(Beginning of DATA)
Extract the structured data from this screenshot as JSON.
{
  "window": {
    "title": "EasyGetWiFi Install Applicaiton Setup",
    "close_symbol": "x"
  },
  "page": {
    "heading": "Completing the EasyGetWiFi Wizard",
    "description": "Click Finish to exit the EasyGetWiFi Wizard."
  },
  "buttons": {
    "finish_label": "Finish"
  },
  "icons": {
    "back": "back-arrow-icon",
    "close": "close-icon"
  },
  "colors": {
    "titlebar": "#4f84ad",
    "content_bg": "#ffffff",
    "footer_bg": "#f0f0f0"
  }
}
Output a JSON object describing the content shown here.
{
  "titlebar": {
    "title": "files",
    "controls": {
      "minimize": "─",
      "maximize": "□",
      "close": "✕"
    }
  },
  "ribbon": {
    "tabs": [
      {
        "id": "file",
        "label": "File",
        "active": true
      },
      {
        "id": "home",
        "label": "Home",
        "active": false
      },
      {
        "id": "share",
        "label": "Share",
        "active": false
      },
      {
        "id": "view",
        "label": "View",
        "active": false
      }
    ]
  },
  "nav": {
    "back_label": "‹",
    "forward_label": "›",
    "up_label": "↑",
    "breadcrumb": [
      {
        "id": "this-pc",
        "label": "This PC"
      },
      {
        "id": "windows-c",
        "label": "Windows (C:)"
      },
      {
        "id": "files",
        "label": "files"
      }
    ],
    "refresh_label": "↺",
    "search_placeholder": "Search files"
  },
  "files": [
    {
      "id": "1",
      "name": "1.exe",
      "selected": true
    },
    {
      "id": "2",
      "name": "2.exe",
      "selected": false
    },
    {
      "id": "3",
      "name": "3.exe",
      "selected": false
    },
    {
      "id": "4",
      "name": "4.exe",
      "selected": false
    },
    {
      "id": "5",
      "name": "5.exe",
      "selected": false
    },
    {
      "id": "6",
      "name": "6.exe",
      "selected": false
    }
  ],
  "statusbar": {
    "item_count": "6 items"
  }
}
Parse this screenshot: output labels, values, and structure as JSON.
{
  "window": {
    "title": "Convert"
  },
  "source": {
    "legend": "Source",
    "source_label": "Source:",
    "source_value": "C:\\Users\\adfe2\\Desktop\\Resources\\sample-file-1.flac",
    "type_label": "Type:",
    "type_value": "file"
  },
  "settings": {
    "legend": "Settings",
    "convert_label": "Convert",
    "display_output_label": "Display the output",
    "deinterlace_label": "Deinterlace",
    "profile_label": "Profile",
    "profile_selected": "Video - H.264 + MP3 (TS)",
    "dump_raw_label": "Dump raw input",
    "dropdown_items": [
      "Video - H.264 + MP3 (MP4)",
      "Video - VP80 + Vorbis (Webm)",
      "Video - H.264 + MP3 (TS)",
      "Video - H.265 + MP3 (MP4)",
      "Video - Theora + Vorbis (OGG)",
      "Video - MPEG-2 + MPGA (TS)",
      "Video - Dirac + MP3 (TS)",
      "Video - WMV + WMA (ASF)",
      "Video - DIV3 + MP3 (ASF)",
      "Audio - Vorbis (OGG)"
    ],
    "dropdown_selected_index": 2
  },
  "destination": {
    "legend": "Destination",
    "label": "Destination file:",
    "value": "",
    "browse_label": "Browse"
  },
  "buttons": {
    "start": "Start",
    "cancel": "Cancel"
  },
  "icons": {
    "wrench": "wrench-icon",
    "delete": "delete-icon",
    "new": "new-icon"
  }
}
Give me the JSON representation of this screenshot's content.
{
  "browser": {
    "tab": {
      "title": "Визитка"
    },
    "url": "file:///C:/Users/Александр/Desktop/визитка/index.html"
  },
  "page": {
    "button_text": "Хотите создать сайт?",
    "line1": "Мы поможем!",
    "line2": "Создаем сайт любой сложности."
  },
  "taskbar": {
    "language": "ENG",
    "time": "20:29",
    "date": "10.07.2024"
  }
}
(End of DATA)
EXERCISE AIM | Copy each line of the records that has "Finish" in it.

RESULT BELOW |
    "description": "Click Finish to exit the EasyGetWiFi Wizard."
    "finish_label": "Finish"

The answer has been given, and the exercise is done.